[Stored data entries]
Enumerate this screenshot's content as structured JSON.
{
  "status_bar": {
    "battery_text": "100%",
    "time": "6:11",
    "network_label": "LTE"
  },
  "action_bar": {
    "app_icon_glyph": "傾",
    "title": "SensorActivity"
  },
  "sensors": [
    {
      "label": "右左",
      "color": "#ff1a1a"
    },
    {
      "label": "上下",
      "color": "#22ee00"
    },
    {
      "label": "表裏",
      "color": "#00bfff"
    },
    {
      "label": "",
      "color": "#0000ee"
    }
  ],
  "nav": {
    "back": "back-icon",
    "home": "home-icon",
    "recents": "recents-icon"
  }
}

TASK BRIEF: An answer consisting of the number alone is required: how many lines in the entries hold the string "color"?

SOLVED PROBLEM: 4